Synapses play a central role for the processing of information in the brain and have been analyzed in countless biochemical, electrophysiological, imaging, and computational studies. The functionality and plasticity of synapses are nevertheless still difficult to predict, and conflicting hypotheses have been proposed for many synaptic processes. In this review, we argue that the cause of these problems is a lack of understanding of the spatiotemporal dynamics of key synaptic components. Fortunately, a number of emerging imaging approaches, going beyond super-resolution, should be able to provide required protein positions in space at different points in time. Mathematical models can then integrate the resulting information to allow the prediction of the spatiotemporal dynamics. We argue that these models, to deal with the complexity of synaptic processes, need to be designed in a sufficiently abstract way. Taken together, we suggest that a well-designed combination of imaging and modelling approaches will result in a far more complete understanding of synaptic function than currently possible.

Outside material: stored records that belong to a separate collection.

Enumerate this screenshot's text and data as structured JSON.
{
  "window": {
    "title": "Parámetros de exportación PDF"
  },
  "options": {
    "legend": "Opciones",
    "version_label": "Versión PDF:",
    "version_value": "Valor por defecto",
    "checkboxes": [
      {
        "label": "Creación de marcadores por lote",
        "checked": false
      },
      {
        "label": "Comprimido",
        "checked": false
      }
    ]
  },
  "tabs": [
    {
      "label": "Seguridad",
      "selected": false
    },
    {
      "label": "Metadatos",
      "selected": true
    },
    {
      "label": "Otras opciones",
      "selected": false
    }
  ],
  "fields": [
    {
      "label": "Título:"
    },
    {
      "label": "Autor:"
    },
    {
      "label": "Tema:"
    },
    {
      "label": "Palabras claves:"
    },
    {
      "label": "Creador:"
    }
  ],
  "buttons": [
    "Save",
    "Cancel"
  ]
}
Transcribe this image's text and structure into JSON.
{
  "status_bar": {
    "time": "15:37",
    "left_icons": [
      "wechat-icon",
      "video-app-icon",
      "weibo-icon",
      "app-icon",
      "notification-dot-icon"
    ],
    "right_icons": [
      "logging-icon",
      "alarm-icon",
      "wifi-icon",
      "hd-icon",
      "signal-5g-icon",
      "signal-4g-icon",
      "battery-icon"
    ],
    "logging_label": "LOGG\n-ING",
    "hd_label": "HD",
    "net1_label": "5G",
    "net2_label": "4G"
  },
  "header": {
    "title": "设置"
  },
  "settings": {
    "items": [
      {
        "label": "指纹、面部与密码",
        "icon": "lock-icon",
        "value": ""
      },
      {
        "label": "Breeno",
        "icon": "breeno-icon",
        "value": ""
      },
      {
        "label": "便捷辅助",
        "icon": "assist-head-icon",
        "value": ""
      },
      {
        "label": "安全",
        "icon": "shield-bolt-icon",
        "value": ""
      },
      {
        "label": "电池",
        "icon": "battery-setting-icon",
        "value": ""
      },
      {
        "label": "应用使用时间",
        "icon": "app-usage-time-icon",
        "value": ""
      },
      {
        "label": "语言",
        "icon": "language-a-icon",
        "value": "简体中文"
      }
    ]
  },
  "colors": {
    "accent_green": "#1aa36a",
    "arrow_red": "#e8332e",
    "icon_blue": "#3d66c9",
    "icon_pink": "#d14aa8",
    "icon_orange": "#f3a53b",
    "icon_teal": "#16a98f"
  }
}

Keywords: cryo-tomography; imaging; modeling; quantification; super-resolution; synapse; synaptic vesicle.